* **RAW DATA**

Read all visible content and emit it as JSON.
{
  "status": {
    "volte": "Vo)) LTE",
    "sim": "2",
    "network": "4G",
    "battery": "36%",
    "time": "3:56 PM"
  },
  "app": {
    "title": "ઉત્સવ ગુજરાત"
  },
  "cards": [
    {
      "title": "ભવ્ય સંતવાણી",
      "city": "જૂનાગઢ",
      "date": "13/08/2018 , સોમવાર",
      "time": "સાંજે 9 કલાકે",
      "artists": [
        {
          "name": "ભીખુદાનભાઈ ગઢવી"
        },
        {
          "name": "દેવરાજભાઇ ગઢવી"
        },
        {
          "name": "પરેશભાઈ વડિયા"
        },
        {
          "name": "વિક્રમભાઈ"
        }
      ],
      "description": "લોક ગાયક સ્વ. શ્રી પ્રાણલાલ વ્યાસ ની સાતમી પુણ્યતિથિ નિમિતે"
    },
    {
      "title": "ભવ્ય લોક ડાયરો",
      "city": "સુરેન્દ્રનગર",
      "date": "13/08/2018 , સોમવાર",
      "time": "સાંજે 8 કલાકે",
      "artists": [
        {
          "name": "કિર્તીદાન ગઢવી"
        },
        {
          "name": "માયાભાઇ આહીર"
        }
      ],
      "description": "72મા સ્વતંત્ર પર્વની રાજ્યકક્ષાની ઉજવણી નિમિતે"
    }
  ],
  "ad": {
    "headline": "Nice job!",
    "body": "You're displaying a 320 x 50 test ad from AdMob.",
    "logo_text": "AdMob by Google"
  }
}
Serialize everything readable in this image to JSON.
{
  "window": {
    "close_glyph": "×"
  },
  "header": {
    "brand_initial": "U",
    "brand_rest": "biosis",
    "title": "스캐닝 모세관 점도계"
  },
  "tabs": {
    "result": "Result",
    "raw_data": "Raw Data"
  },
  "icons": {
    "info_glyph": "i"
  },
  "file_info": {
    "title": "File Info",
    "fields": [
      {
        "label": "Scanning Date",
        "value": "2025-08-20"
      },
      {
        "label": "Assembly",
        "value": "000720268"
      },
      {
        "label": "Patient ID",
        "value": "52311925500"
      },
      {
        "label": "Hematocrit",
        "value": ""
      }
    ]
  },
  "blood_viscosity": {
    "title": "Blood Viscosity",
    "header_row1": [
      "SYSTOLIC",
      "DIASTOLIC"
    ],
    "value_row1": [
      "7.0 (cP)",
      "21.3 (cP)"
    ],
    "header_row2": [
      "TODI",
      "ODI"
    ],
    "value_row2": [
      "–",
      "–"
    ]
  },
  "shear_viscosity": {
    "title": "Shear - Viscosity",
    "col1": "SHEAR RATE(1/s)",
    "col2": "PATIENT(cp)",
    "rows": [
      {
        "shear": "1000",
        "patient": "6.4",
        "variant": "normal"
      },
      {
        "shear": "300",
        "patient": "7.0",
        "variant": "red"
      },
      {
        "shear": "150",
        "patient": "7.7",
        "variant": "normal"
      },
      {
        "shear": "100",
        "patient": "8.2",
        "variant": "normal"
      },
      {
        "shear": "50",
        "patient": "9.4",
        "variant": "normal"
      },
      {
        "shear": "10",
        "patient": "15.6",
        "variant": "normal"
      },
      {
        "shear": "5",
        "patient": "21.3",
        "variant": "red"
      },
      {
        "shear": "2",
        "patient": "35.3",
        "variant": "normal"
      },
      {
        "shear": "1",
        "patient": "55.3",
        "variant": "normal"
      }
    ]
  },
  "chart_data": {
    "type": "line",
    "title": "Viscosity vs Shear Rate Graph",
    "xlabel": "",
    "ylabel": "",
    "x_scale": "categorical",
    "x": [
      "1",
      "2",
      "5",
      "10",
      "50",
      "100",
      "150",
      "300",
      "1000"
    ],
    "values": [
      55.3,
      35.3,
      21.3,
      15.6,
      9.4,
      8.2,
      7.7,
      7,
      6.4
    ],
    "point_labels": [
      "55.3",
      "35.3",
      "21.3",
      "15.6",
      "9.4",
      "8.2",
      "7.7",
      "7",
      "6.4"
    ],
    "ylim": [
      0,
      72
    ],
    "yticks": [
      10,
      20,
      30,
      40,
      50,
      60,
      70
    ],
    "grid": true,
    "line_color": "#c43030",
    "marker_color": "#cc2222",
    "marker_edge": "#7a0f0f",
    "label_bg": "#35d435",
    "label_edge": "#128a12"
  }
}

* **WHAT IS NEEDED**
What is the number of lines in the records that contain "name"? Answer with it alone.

* **WRITTEN SOLUTION**
6